[Website and app data records]

========================================

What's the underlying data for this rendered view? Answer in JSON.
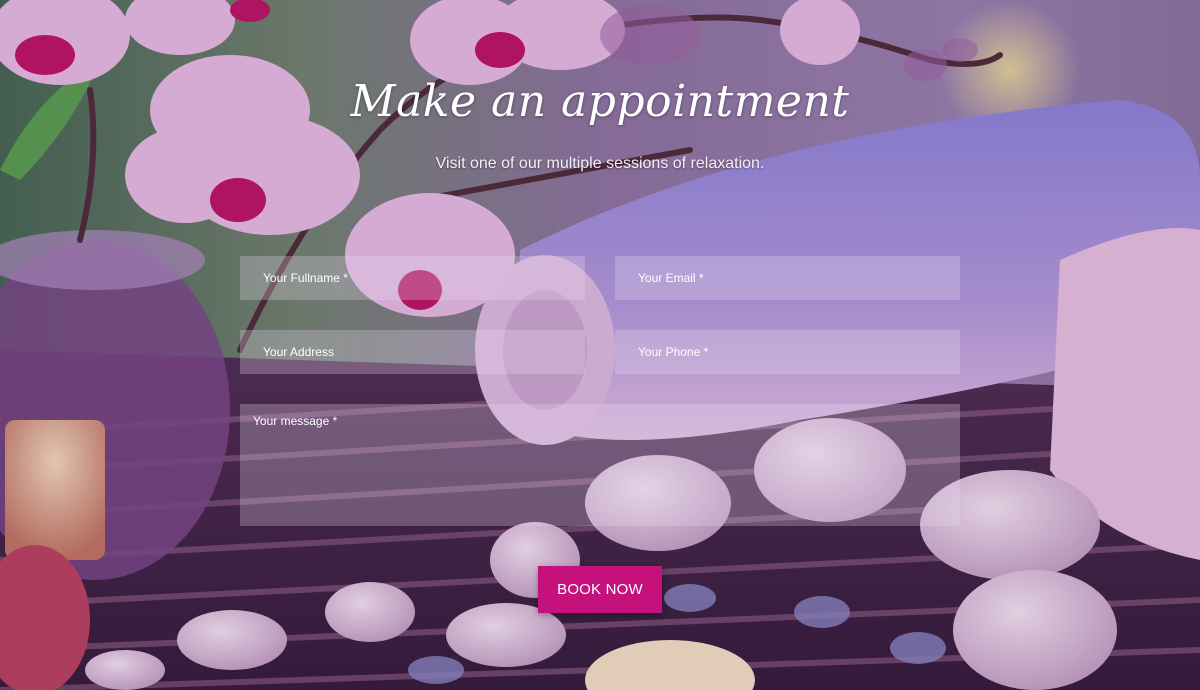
{
  "header": {
    "title": "Make an appointment",
    "subtitle": "Visit one of our multiple sessions of relaxation."
  },
  "form": {
    "fullname_placeholder": "Your Fullname *",
    "email_placeholder": "Your Email *",
    "address_placeholder": "Your Address",
    "phone_placeholder": "Your Phone *",
    "message_placeholder": "Your message *",
    "submit_label": "BOOK NOW"
  },
  "colors": {
    "accent": "#c4117c",
    "field_background": "rgba(235,220,240,0.28)",
    "text": "#ffffff"
  },
  "background": {
    "description_icon": "spa-background-image"
  }
}
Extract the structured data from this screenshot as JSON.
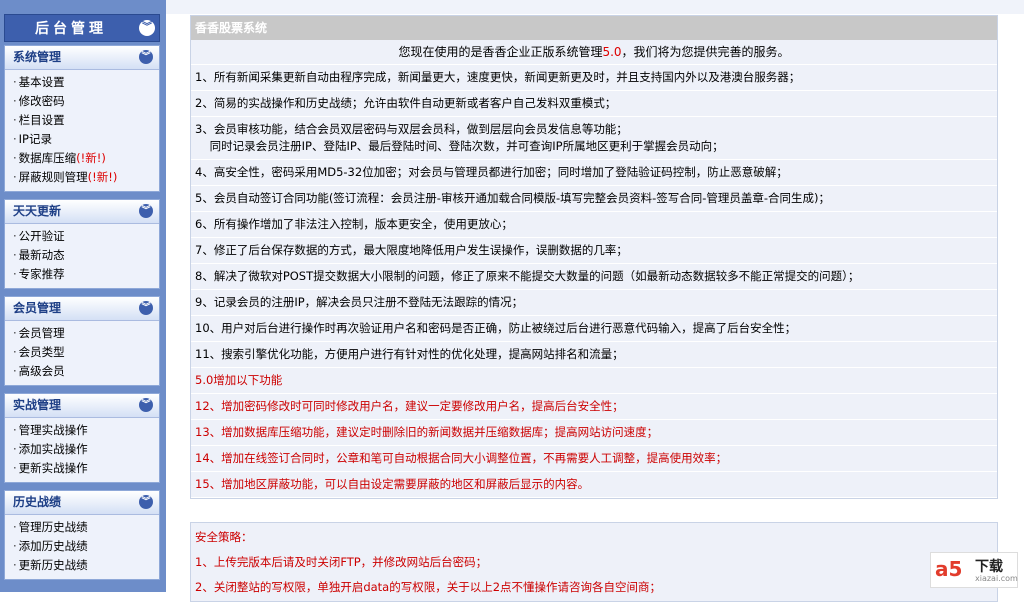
{
  "sidebar": {
    "title": "后台管理",
    "toggle_glyph": "︾",
    "menus": [
      {
        "title": "系统管理",
        "items": [
          {
            "label": "基本设置",
            "new": ""
          },
          {
            "label": "修改密码",
            "new": ""
          },
          {
            "label": "栏目设置",
            "new": ""
          },
          {
            "label": "IP记录",
            "new": ""
          },
          {
            "label": "数据库压缩",
            "new": "(!新!)"
          },
          {
            "label": "屏蔽规则管理",
            "new": "(!新!)"
          }
        ]
      },
      {
        "title": "天天更新",
        "items": [
          {
            "label": "公开验证",
            "new": ""
          },
          {
            "label": "最新动态",
            "new": ""
          },
          {
            "label": "专家推荐",
            "new": ""
          }
        ]
      },
      {
        "title": "会员管理",
        "items": [
          {
            "label": "会员管理",
            "new": ""
          },
          {
            "label": "会员类型",
            "new": ""
          },
          {
            "label": "高级会员",
            "new": ""
          }
        ]
      },
      {
        "title": "实战管理",
        "items": [
          {
            "label": "管理实战操作",
            "new": ""
          },
          {
            "label": "添加实战操作",
            "new": ""
          },
          {
            "label": "更新实战操作",
            "new": ""
          }
        ]
      },
      {
        "title": "历史战绩",
        "items": [
          {
            "label": "管理历史战绩",
            "new": ""
          },
          {
            "label": "添加历史战绩",
            "new": ""
          },
          {
            "label": "更新历史战绩",
            "new": ""
          }
        ]
      }
    ]
  },
  "main": {
    "panel_title": "香香股票系统",
    "welcome_pre": "您现在使用的是香香企业正版系统管理",
    "welcome_ver": "5.0",
    "welcome_post": "，我们将为您提供完善的服务。",
    "features": [
      {
        "text": "1、所有新闻采集更新自动由程序完成，新闻量更大，速度更快，新闻更新更及时，并且支持国内外以及港澳台服务器；",
        "red": false
      },
      {
        "text": "2、简易的实战操作和历史战绩；允许由软件自动更新或者客户自己发料双重模式；",
        "red": false
      },
      {
        "text": "3、会员审核功能，结合会员双层密码与双层会员科，做到层层向会员发信息等功能；\n    同时记录会员注册IP、登陆IP、最后登陆时间、登陆次数，并可查询IP所属地区更利于掌握会员动向；",
        "red": false
      },
      {
        "text": "4、高安全性，密码采用MD5-32位加密；对会员与管理员都进行加密；同时增加了登陆验证码控制，防止恶意破解；",
        "red": false
      },
      {
        "text": "5、会员自动签订合同功能(签订流程：会员注册-审核开通加载合同模版-填写完整会员资料-签写合同-管理员盖章-合同生成)；",
        "red": false
      },
      {
        "text": "6、所有操作增加了非法注入控制，版本更安全，使用更放心；",
        "red": false
      },
      {
        "text": "7、修正了后台保存数据的方式，最大限度地降低用户发生误操作，误删数据的几率；",
        "red": false
      },
      {
        "text": "8、解决了微软对POST提交数据大小限制的问题，修正了原来不能提交大数量的问题（如最新动态数据较多不能正常提交的问题）；",
        "red": false
      },
      {
        "text": "9、记录会员的注册IP，解决会员只注册不登陆无法跟踪的情况；",
        "red": false
      },
      {
        "text": "10、用户对后台进行操作时再次验证用户名和密码是否正确，防止被绕过后台进行恶意代码输入，提高了后台安全性；",
        "red": false
      },
      {
        "text": "11、搜索引擎优化功能，方便用户进行有针对性的优化处理，提高网站排名和流量；",
        "red": false
      },
      {
        "text": "5.0增加以下功能",
        "red": true
      },
      {
        "text": "12、增加密码修改时可同时修改用户名，建议一定要修改用户名，提高后台安全性；",
        "red": true
      },
      {
        "text": "13、增加数据库压缩功能，建议定时删除旧的新闻数据并压缩数据库；提高网站访问速度；",
        "red": true
      },
      {
        "text": "14、增加在线签订合同时，公章和笔可自动根据合同大小调整位置，不再需要人工调整，提高使用效率；",
        "red": true
      },
      {
        "text": "15、增加地区屏蔽功能，可以自由设定需要屏蔽的地区和屏蔽后显示的内容。",
        "red": true
      }
    ],
    "security_title": "安全策略：",
    "security_items": [
      "1、上传完版本后请及时关闭FTP，并修改网站后台密码；",
      "2、关闭整站的写权限，单独开启data的写权限，关于以上2点不懂操作请咨询各自空间商；"
    ]
  },
  "watermark": {
    "logo": "a5",
    "text": "下载",
    "url": "xiazai.com"
  }
}
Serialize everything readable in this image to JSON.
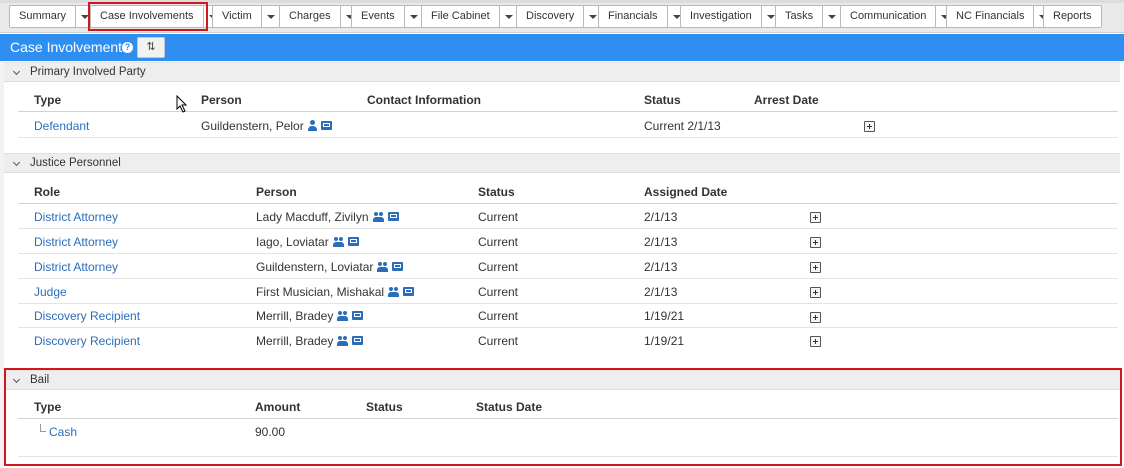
{
  "tabs": [
    {
      "label": "Summary",
      "has_menu": true
    },
    {
      "label": "Case Involvements",
      "has_menu": true
    },
    {
      "label": "Victim",
      "has_menu": true
    },
    {
      "label": "Charges",
      "has_menu": true
    },
    {
      "label": "Events",
      "has_menu": true
    },
    {
      "label": "File Cabinet",
      "has_menu": true
    },
    {
      "label": "Discovery",
      "has_menu": true
    },
    {
      "label": "Financials",
      "has_menu": true
    },
    {
      "label": "Investigation",
      "has_menu": true
    },
    {
      "label": "Tasks",
      "has_menu": true
    },
    {
      "label": "Communication",
      "has_menu": true
    },
    {
      "label": "NC Financials",
      "has_menu": true
    },
    {
      "label": "Reports",
      "has_menu": false
    }
  ],
  "header": {
    "title": "Case Involvements",
    "help_icon": "question-circle-icon",
    "refresh_label": "⇅"
  },
  "primary": {
    "title": "Primary Involved Party",
    "columns": [
      "Type",
      "Person",
      "Contact Information",
      "Status",
      "Arrest Date"
    ],
    "rows": [
      {
        "type": "Defendant",
        "person": "Guildenstern, Pelor",
        "contact": "",
        "status": "Current 2/1/13",
        "arrest_date": ""
      }
    ]
  },
  "justice": {
    "title": "Justice Personnel",
    "columns": [
      "Role",
      "Person",
      "Status",
      "Assigned Date"
    ],
    "rows": [
      {
        "role": "District Attorney",
        "person": "Lady Macduff, Zivilyn",
        "status": "Current",
        "assigned": "2/1/13"
      },
      {
        "role": "District Attorney",
        "person": "Iago, Loviatar",
        "status": "Current",
        "assigned": "2/1/13"
      },
      {
        "role": "District Attorney",
        "person": "Guildenstern, Loviatar",
        "status": "Current",
        "assigned": "2/1/13"
      },
      {
        "role": "Judge",
        "person": "First Musician, Mishakal",
        "status": "Current",
        "assigned": "2/1/13"
      },
      {
        "role": "Discovery Recipient",
        "person": "Merrill, Bradey",
        "status": "Current",
        "assigned": "1/19/21"
      },
      {
        "role": "Discovery Recipient",
        "person": "Merrill, Bradey",
        "status": "Current",
        "assigned": "1/19/21"
      }
    ]
  },
  "bail": {
    "title": "Bail",
    "columns": [
      "Type",
      "Amount",
      "Status",
      "Status Date"
    ],
    "rows": [
      {
        "type": "Cash",
        "amount": "90.00",
        "status": "",
        "status_date": ""
      }
    ]
  },
  "colors": {
    "accent_blue": "#2f8ff0",
    "link_blue": "#2a6ebb",
    "highlight_red": "#d0161e"
  }
}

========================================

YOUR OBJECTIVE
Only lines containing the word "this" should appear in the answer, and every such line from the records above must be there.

WRITTEN REPLY
What's the underlying data for this rendered view? Answer in JSON.
Extract the structured data from this screenshot as JSON.
Serialize everything readable in this image to JSON.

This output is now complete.